-- INFORMATION SUPPLIED follows --

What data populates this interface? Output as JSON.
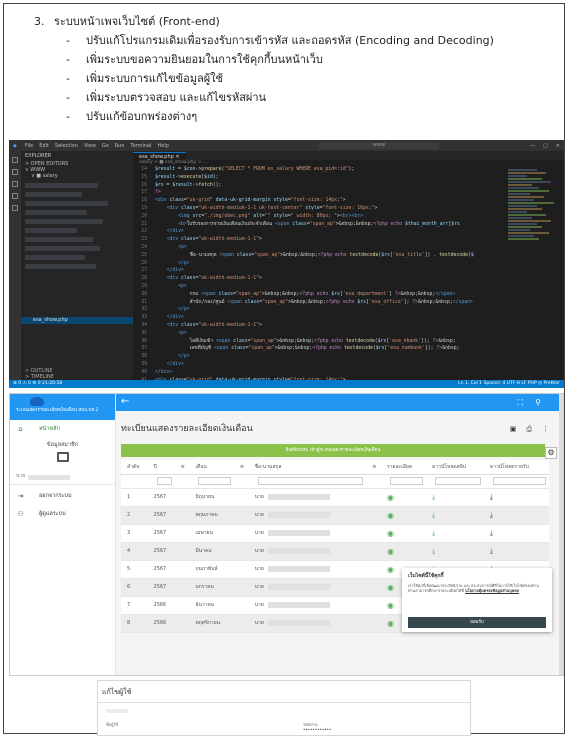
{
  "doc": {
    "heading_number": "3.",
    "heading": "ระบบหน้าเพจเว็บไซต์ (Front-end)",
    "bullets": [
      "ปรับแก้โปรแกรมเดิมเพื่อรองรับการเข้ารหัส และถอดรหัส (Encoding and Decoding)",
      "เพิ่มระบบขอความยินยอมในการใช้คุกกี้บนหน้าเว็บ",
      "เพิ่มระบบการแก้ไขข้อมูลผู้ใช้",
      "เพิ่มระบบตรวจสอบ และแก้ไขรหัสผ่าน",
      "ปรับแก้ข้อบกพร่องต่างๆ"
    ]
  },
  "ide": {
    "menu": [
      "File",
      "Edit",
      "Selection",
      "View",
      "Go",
      "Run",
      "Terminal",
      "Help"
    ],
    "command_center": "www",
    "window_controls": [
      "—",
      "▢",
      "✕"
    ],
    "explorer_title": "EXPLORER",
    "open_editors": "> OPEN EDITORS",
    "workspace": "∨ WWW",
    "folder": "∨ ■ salary",
    "active_file": "esa_show.php",
    "outline": "> OUTLINE",
    "timeline": "> TIMELINE",
    "tab": "esa_show.php  ✕",
    "breadcrumb": "salary > ■ esa_show.php > ...",
    "code_lines": [
      {
        "n": "14",
        "html": "<span class=\"v\">$result</span> = <span class=\"v\">$con</span>-><span class=\"f\">prepare</span>(<span class=\"s\">\"SELECT * FROM es_salary WHERE esa_pid=:id\"</span>);"
      },
      {
        "n": "15",
        "html": "<span class=\"v\">$result</span>-><span class=\"f\">execute</span>(<span class=\"v\">$id</span>);"
      },
      {
        "n": "16",
        "html": "<span class=\"v\">$rs</span> = <span class=\"v\">$result</span>-><span class=\"f\">fetch</span>();"
      },
      {
        "n": "17",
        "html": "<span class=\"p\">?></span>"
      },
      {
        "n": "18",
        "html": "<span class=\"k\">&lt;div</span> <span class=\"v\">class</span>=<span class=\"s\">\"uk-grid\"</span> <span class=\"v\">data-uk-grid-margin</span> <span class=\"v\">style</span>=<span class=\"s\">\"font-size: 14px;\"</span>>"
      },
      {
        "n": "19",
        "html": "    <span class=\"k\">&lt;div</span> <span class=\"v\">class</span>=<span class=\"s\">\"uk-width-medium-1-1 uk-text-center\"</span> <span class=\"v\">style</span>=<span class=\"s\">\"font-size: 16px;\"</span>>"
      },
      {
        "n": "20",
        "html": "        <span class=\"k\">&lt;img</span> <span class=\"v\">src</span>=<span class=\"s\">\"./img/obec.png\"</span> <span class=\"v\">alt</span>=<span class=\"s\">\"\"</span> <span class=\"v\">style</span>=<span class=\"s\">\" width: 80px; \"</span>><span class=\"k\">&lt;br>&lt;br></span>"
      },
      {
        "n": "21",
        "html": "        <span class=\"k\">&lt;b></span>ใบรับรองการจ่ายเงินเดือนเงินประจำเดือน <span class=\"k\">&lt;span</span> <span class=\"v\">class</span>=<span class=\"s\">\"span_ap\"</span>>&amp;nbsp;&amp;nbsp;<span class=\"p\">&lt;?php echo</span> <span class=\"v\">$thai_month_arr</span>[<span class=\"v\">$rs</span>"
      },
      {
        "n": "22",
        "html": "    <span class=\"k\">&lt;/div></span>"
      },
      {
        "n": "23",
        "html": "    <span class=\"k\">&lt;div</span> <span class=\"v\">class</span>=<span class=\"s\">\"uk-width-medium-1-1\"</span>>"
      },
      {
        "n": "24",
        "html": "        <span class=\"k\">&lt;p></span>"
      },
      {
        "n": "25",
        "html": "            ชื่อ-นามสกุล <span class=\"k\">&lt;span</span> <span class=\"v\">class</span>=<span class=\"s\">\"span_ap\"</span>>&amp;nbsp;&amp;nbsp;<span class=\"p\">&lt;?php echo</span> <span class=\"f\">testdecode</span>(<span class=\"v\">$rs</span>[<span class=\"s\">'esa_title'</span>]) . <span class=\"f\">testdecode</span>(<span class=\"v\">$</span>"
      },
      {
        "n": "26",
        "html": "        <span class=\"k\">&lt;/p></span>"
      },
      {
        "n": "27",
        "html": "    <span class=\"k\">&lt;/div></span>"
      },
      {
        "n": "28",
        "html": "    <span class=\"k\">&lt;div</span> <span class=\"v\">class</span>=<span class=\"s\">\"uk-width-medium-1-1\"</span>>"
      },
      {
        "n": "29",
        "html": "        <span class=\"k\">&lt;p></span>"
      },
      {
        "n": "30",
        "html": "            กรม <span class=\"k\">&lt;span</span> <span class=\"v\">class</span>=<span class=\"s\">\"span_ap\"</span>>&amp;nbsp;&amp;nbsp;<span class=\"p\">&lt;?php echo</span> <span class=\"v\">$rs</span>[<span class=\"s\">'esa_department'</span>] <span class=\"p\">?></span>&amp;nbsp;&amp;nbsp;<span class=\"k\">&lt;/span></span>"
      },
      {
        "n": "31",
        "html": "            สำนัก/กอง/ศูนย์ <span class=\"k\">&lt;span</span> <span class=\"v\">class</span>=<span class=\"s\">\"span_ap\"</span>>&amp;nbsp;&amp;nbsp;<span class=\"p\">&lt;?php echo</span> <span class=\"v\">$rs</span>[<span class=\"s\">'esa_office'</span>]; <span class=\"p\">?></span>&amp;nbsp;&amp;nbsp;<span class=\"k\">&lt;/span></span>"
      },
      {
        "n": "32",
        "html": "        <span class=\"k\">&lt;/p></span>"
      },
      {
        "n": "33",
        "html": "    <span class=\"k\">&lt;/div></span>"
      },
      {
        "n": "34",
        "html": "    <span class=\"k\">&lt;div</span> <span class=\"v\">class</span>=<span class=\"s\">\"uk-width-medium-1-1\"</span>>"
      },
      {
        "n": "35",
        "html": "        <span class=\"k\">&lt;p></span>"
      },
      {
        "n": "36",
        "html": "            ไอดีเงินเข้า <span class=\"k\">&lt;span</span> <span class=\"v\">class</span>=<span class=\"s\">\"span_ap\"</span>>&amp;nbsp;&amp;nbsp;<span class=\"p\">&lt;?php echo</span> <span class=\"f\">testdecode</span>(<span class=\"v\">$rs</span>[<span class=\"s\">'esa_nbank'</span>]); <span class=\"p\">?></span>&amp;nbsp;"
      },
      {
        "n": "37",
        "html": "            เลขที่บัญชี <span class=\"k\">&lt;span</span> <span class=\"v\">class</span>=<span class=\"s\">\"span_ap\"</span>>&amp;nbsp;&amp;nbsp;<span class=\"p\">&lt;?php echo</span> <span class=\"f\">testdecode</span>(<span class=\"v\">$rs</span>[<span class=\"s\">'esa_numbank'</span>]); <span class=\"p\">?></span>&amp;nbsp;"
      },
      {
        "n": "38",
        "html": "        <span class=\"k\">&lt;/p></span>"
      },
      {
        "n": "39",
        "html": "    <span class=\"k\">&lt;/div></span>"
      },
      {
        "n": "40",
        "html": "<span class=\"k\">&lt;/div></span>"
      },
      {
        "n": "41",
        "html": "<span class=\"k\">&lt;div</span> <span class=\"v\">class</span>=<span class=\"s\">\"uk-grid\"</span> <span class=\"v\">data-uk-grid-margin</span> <span class=\"v\">style</span>=<span class=\"s\">\"font-size: 14px;\"</span>>"
      },
      {
        "n": "42",
        "html": "    <span class=\"k\">&lt;div</span> <span class=\"v\">class</span>=<span class=\"s\">\"uk-width-medium-1-2\"</span>>"
      }
    ],
    "status_left": "⊗ 0 ⚠ 0   ⚙ 0   21:20:58",
    "status_right": "Ln 1, Col 1   Spaces: 4   UTF-8   LF   PHP   ◎ Prettier"
  },
  "web": {
    "sidebar_org": "ระบบแสดงรายละเอียดเงินเดือน สพป.ปท.2",
    "home": "หน้าหลัก",
    "user_label": "ข้อมูลสมาชิก",
    "user_prefix": "นาย",
    "logout": "ออกจากระบบ",
    "admin": "ผู้ดูแลระบบ",
    "page_title": "ทะเบียนแสดงรายละเอียดเงินเดือน",
    "banner": "ยินดีต้อนรับ เข้าสู่ระบบแสดงรายละเอียดเงินเดือน",
    "columns": [
      "ลำดับ",
      "ปี",
      "≡",
      "เดือน",
      "≡",
      "ชื่อ-นามสกุล",
      "≡",
      "รายละเอียด",
      "ดาวน์โหลดสลิป",
      "ดาวน์โหลดรายรับ"
    ],
    "rows": [
      {
        "no": "1",
        "year": "2567",
        "month": "มิถุนายน",
        "name": "นาย"
      },
      {
        "no": "2",
        "year": "2567",
        "month": "พฤษภาคม",
        "name": "นาย"
      },
      {
        "no": "3",
        "year": "2567",
        "month": "เมษายน",
        "name": "นาย"
      },
      {
        "no": "4",
        "year": "2567",
        "month": "มีนาคม",
        "name": "นาย"
      },
      {
        "no": "5",
        "year": "2567",
        "month": "กุมภาพันธ์",
        "name": "นาย"
      },
      {
        "no": "6",
        "year": "2567",
        "month": "มกราคม",
        "name": "นาย"
      },
      {
        "no": "7",
        "year": "2566",
        "month": "ธันวาคม",
        "name": "นาย"
      },
      {
        "no": "8",
        "year": "2566",
        "month": "พฤศจิกายน",
        "name": "นาย"
      }
    ],
    "cookie": {
      "title": "เว็บไซต์นี้ใช้คุกกี้",
      "body": "เราใช้คุกกี้เพื่อพัฒนาประสิทธิภาพ และประสบการณ์ที่ดีในการใช้เว็บไซต์ของท่าน ท่านสามารถศึกษารายละเอียดได้ที่",
      "link": "นโยบายคุ้มครองข้อมูลส่วนบุคคล",
      "accept": "ยอมรับ"
    },
    "accent": "#2196f3",
    "banner_color": "#8bc34a"
  },
  "edit": {
    "title": "แก้ไขผู้ใช้",
    "username_label": "ชื่อผู้ใช้",
    "password_label": "รหัสผ่าน",
    "password_value": "••••••••••••"
  }
}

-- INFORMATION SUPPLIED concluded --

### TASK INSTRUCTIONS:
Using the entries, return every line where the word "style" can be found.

### RESULT FOR THIS TASK:
        "html": "<span class=\"k\">&lt;div</span> <span class=\"v\">class</span>=<span class=\"s\">\"uk-grid\"</span> <span class=\"v\">data-uk-grid-margin</span> <span class=\"v\">style</span>=<span class=\"s\">\"font-size: 14px;\"</span>>"
        "html": "    <span class=\"k\">&lt;div</span> <span class=\"v\">class</span>=<span class=\"s\">\"uk-width-medium-1-1 uk-text-center\"</span> <span class=\"v\">style</span>=<span class=\"s\">\"font-size: 16px;\"</span>>"
        "html": "        <span class=\"k\">&lt;img</span> <span class=\"v\">src</span>=<span class=\"s\">\"./img/obec.png\"</span> <span class=\"v\">alt</span>=<span class=\"s\">\"\"</span> <span class=\"v\">style</span>=<span class=\"s\">\" width: 80px; \"</span>><span class=\"k\">&lt;br>&lt;br></span>"
        "html": "<span class=\"k\">&lt;div</span> <span class=\"v\">class</span>=<span class=\"s\">\"uk-grid\"</span> <span class=\"v\">data-uk-grid-margin</span> <span class=\"v\">style</span>=<span class=\"s\">\"font-size: 14px;\"</span>>"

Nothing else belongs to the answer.